The masterpiece that killed George Orwell | Books | The GuardianThe story was mostly written at Barnhill , a farmhouse on the Scottish island of Jura , at times while Orwell suffered from severe tuberculosis. Thematically, Nineteen Eighty-Four centres on the risks of government overreach, totalitarianism , and repressive regimentation of all persons and behaviours within society. The story takes place in an imagined future, the year , when much of the world has fallen victim to perpetual war , omnipresent government surveillance , historical negationism , and propaganda. Great Britain, known as Airstrip One, has become a province of a superstate named Oceania that is ruled by the Party who employ the Thought Police to persecute individuality and independent thinking. The protagonist, Winston Smith , is a diligent and skillful rank-and-file worker and Party member who secretly hates the Party and dreams of rebellion. He enters a forbidden relationship with a co-worker, Julia. Nineteen Eighty-Four has become a classic literary example of political and dystopian fiction.
The masterpiece that killed George Orwell
Sixty years after the publication of Orwell's masterpiece, Nineteen Eighty-Four, that crystal first line sounds as natural and compelling as ever. But when you see the original manuscript, you find something else: not so much the ringing clarity, more the obsessive rewriting, in different inks, that betrays the extraordinary turmoil behind its composition. Probably the definitive novel of the 20th century, a story that remains eternally fresh and contemporary, and whose terms such as "Big Brother", "doublethink" and "newspeak" have become part of everyday currency, Nineteen Eighty-Four has been translated into more than 65 languages and sold millions of copies worldwide, giving George Orwell a unique place in world literature. The circumstances surrounding the writing of Nineteen Eighty-Four make a haunting narrative that helps to explain the bleakness of Orwell's dystopia. Here was an English writer, desperately sick, grappling alone with the demons of his imagination in a bleak Scottish outpost in the desolate aftermath of the second world war. His novel, which owes something to Yevgeny Zamyatin's dystopian fiction We, probably began to acquire a definitive shape during , around the time he and his wife, Eileen adopted their only son, Richard. Orwell himself claimed that he was partly inspired by the meeting of the Allied leaders at the Tehran Conference of
In George Orwell 's , Winston Smith wrestles with oppression in Oceania, a place where the Party scrutinizes human actions with ever-watchful Big Brother. Defying a ban on individuality, Winston dares to express his thoughts in a diary and pursues a relationship with Julia.
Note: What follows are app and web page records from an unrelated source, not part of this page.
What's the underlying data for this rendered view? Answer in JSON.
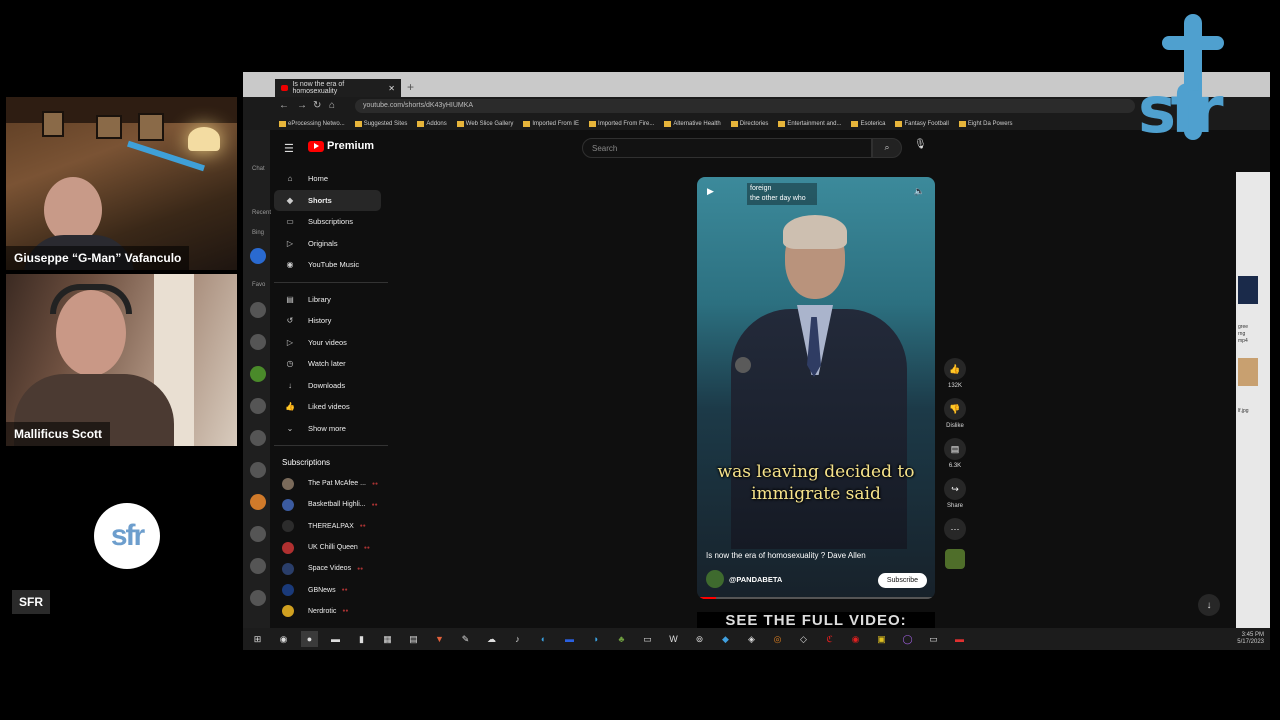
{
  "participants": [
    {
      "name": "Giuseppe “G-Man” Vafanculo"
    },
    {
      "name": "Mallificus Scott"
    },
    {
      "name": "SFR",
      "badge": "sfr"
    }
  ],
  "corner_logo": "sfr",
  "browser": {
    "tab_title": "Is now the era of homosexuality",
    "url": "youtube.com/shorts/dK43yHIUMKA",
    "bookmarks": [
      "eProcessing Netwo...",
      "Suggested Sites",
      "Addons",
      "Web Slice Gallery",
      "Imported From IE",
      "Imported From Fire...",
      "Alternative Health",
      "Directories",
      "Entertainment and...",
      "Esoterica",
      "Fantasy Football",
      "Eight Da Powers"
    ]
  },
  "edge_sidebar": {
    "labels": [
      "Chat",
      "Recent",
      "Bing",
      "Favo"
    ]
  },
  "youtube": {
    "logo_text": "Premium",
    "search_placeholder": "Search",
    "nav_items": [
      {
        "label": "Home",
        "icon": "home-icon"
      },
      {
        "label": "Shorts",
        "icon": "shorts-icon"
      },
      {
        "label": "Subscriptions",
        "icon": "subscriptions-icon"
      },
      {
        "label": "Originals",
        "icon": "originals-icon"
      },
      {
        "label": "YouTube Music",
        "icon": "music-icon"
      }
    ],
    "library_items": [
      {
        "label": "Library",
        "icon": "library-icon"
      },
      {
        "label": "History",
        "icon": "history-icon"
      },
      {
        "label": "Your videos",
        "icon": "your-videos-icon"
      },
      {
        "label": "Watch later",
        "icon": "watch-later-icon"
      },
      {
        "label": "Downloads",
        "icon": "download-icon"
      },
      {
        "label": "Liked videos",
        "icon": "thumbs-up-icon"
      },
      {
        "label": "Show more",
        "icon": "chevron-down-icon"
      }
    ],
    "subscriptions_heading": "Subscriptions",
    "subscriptions": [
      {
        "label": "The Pat McAfee ...",
        "color": "#7a6a5a"
      },
      {
        "label": "Basketball Highli...",
        "color": "#3b5ba0"
      },
      {
        "label": "THEREALPAX",
        "color": "#2c2c2c"
      },
      {
        "label": "UK Chilli Queen",
        "color": "#b03030"
      },
      {
        "label": "Space Videos",
        "color": "#2a3e6a"
      },
      {
        "label": "GBNews",
        "color": "#1a3a7a"
      },
      {
        "label": "Nerdrotic",
        "color": "#d0a020"
      }
    ],
    "short": {
      "top_caption_line1": "foreign",
      "top_caption_line2": "the other day who",
      "subtitle_line1": "was leaving decided to",
      "subtitle_line2": "immigrate said",
      "title": "Is now the era of homosexuality ? Dave Allen",
      "channel": "@PANDABETA",
      "subscribe_label": "Subscribe",
      "progress": 0.08,
      "below_text": "SEE THE FULL VIDEO:"
    },
    "actions": [
      {
        "icon": "thumbs-up-icon",
        "label": "132K"
      },
      {
        "icon": "thumbs-down-icon",
        "label": "Dislike"
      },
      {
        "icon": "comment-icon",
        "label": "6.3K"
      },
      {
        "icon": "share-icon",
        "label": "Share"
      },
      {
        "icon": "more-icon",
        "label": ""
      }
    ]
  },
  "desktop_right": {
    "labels": [
      "gree",
      "rng",
      "mp4",
      "lf.jpg"
    ]
  },
  "taskbar": {
    "time": "3:45 PM",
    "date": "5/17/2023"
  }
}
These criminal deeds bring Winston into the eye of the opposition, who then must reform the nonconformist. Written by: George Orwell. Major Thematic Topics: mutability of the past ; the existence of fact through memory; memory; history; language ; oppression of writers. Major Symbols: Newspeak ; prole woman; birds; telescreens; glass paperweight.
Nineteen Eighty-four , also published as , novel by English author George Orwell published in as a warning against totalitarianism. The chilling dystopia made a deep impression on readers, and his ideas entered mainstream culture in a way achieved by very few books. The book is set in in Oceania, one of three perpetually warring totalitarian states the other two are Eurasia and Eastasia. Oceania is governed by the all-controlling Party, which has brainwashed the population into unthinking obedience to its leader, Big Brother. He belongs to the Outer Party, and his job is to rewrite history in the Ministry of Truth, bringing it in line with current political thinking.
Nineteen Eighty-Four: A Novel, often published as , is a dystopian novel by English novelist George Orwell. The story takes place in an imagined future, the year , when much of the world has fallen victim to perpetual war.
through thick and thin book
The world was eager for it. Within 12 months, it had sold around 50, hardbacks in the UK; in the U. It became a phenomenon. Sixty years later, no one can say how many millions of copies are in print, both in legitimate editions and samizdat versions. It has been adapted for radio, stage, television and cinema, has been studied, copied and parodied and, above all, ransacked for its ideas and images.